In this study, the approximate time scale of an explosive detonation and the subsequent sensing and electronic processing was determined. Then, the actuation response times of several vent panel systems were determined through analytical modeling and scale-model experimental testing with good correlation achieved.
A scale-model experimental analysis was also conducted to determine the decompression venting time of an aircraft fuselage under a variety of conditions. Two different sized pressure vessels were used in the experimental work and the results correlated quite favorably with an analytical model for decompression times.

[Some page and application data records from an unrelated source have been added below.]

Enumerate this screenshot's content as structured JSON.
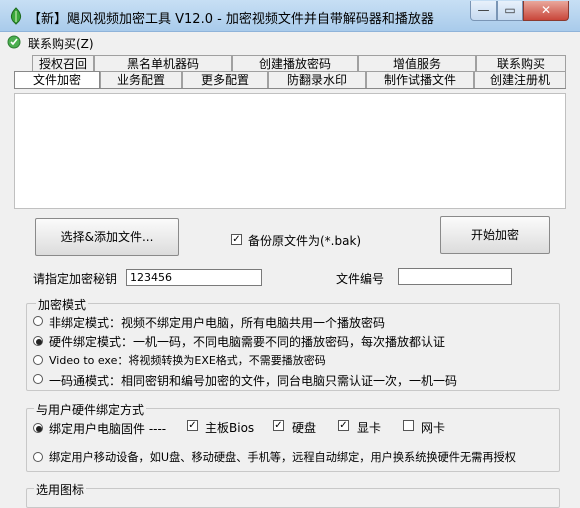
{
  "window": {
    "title": "【新】飓风视频加密工具 V12.0 - 加密视频文件并自带解码器和播放器",
    "min_glyph": "—",
    "max_glyph": "▭",
    "close_glyph": "✕"
  },
  "menu": {
    "contact": "联系购买(Z)"
  },
  "tabs_row1": [
    "授权召回",
    "黑名单机器码",
    "创建播放密码",
    "增值服务",
    "联系购买"
  ],
  "tabs_row2": [
    "文件加密",
    "业务配置",
    "更多配置",
    "防翻录水印",
    "制作试播文件",
    "创建注册机"
  ],
  "active_tab": "文件加密",
  "buttons": {
    "select_files": "选择&添加文件...",
    "start_encrypt": "开始加密"
  },
  "backup": {
    "label": "备份原文件为(*.bak)",
    "checked": true
  },
  "key": {
    "label": "请指定加密秘钥",
    "value": "123456"
  },
  "file_no": {
    "label": "文件编号",
    "value": ""
  },
  "encrypt_mode": {
    "title": "加密模式",
    "options": [
      {
        "label": "非绑定模式：视频不绑定用户电脑，所有电脑共用一个播放密码",
        "selected": false
      },
      {
        "label": "硬件绑定模式：一机一码，不同电脑需要不同的播放密码，每次播放都认证",
        "selected": true
      },
      {
        "label": "Video to exe：将视频转换为EXE格式，不需要播放密码",
        "selected": false
      },
      {
        "label": "一码通模式：相同密钥和编号加密的文件，同台电脑只需认证一次，一机一码",
        "selected": false
      }
    ]
  },
  "hw_bind": {
    "title": "与用户硬件绑定方式",
    "pc_option": {
      "label": "绑定用户电脑固件 ----",
      "selected": true
    },
    "hw_items": [
      {
        "label": "主板Bios",
        "checked": true
      },
      {
        "label": "硬盘",
        "checked": true
      },
      {
        "label": "显卡",
        "checked": true
      },
      {
        "label": "网卡",
        "checked": false
      }
    ],
    "mobile_option": {
      "label": "绑定用户移动设备，如U盘、移动硬盘、手机等，远程自动绑定，用户换系统换硬件无需再授权",
      "selected": false
    }
  },
  "icon_group": {
    "title": "选用图标"
  }
}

Finally, a dynamic finite element analysis was conducted to determine the response of a portion of a typical commercial aircraft fuselage subjected to explosive pressure loading. It was determined from this analysis that the pre-stressing of the fuselage from cabin pressurization increases the damage vulnerability of a commercial aircraft fuselage to internal explosions. It was also learned from the structural analysis that the peak fuselage strains due to blast loading occur quickly (within approximately 2 milliseconds) while it was conservatively estimated that approximately 5 to 7 milliseconds would be required to sense the explosion, to actuate selected vent panels, and to initiate the release of cabin pressure from the aircraft. Additionally, since it was determined that predicted fuselage strains for both pressurized and unpressurized load cases remained well below the material strain limit, ultimate failure of the aircraft under blast loading may occur later than originally thought due to secondary explosive pressure reflections and the significant overall increase in cabin pressure after detonation. This delayed onset of failure indicates that an active venting system may indeed be capable of functioning rapidly enough to reduce significant fuselage explosive damage.
Veldman, Roger L., "Enhancing Commercial Aircraft Survivability via Active Venting" (2001). Dissertations. 1394.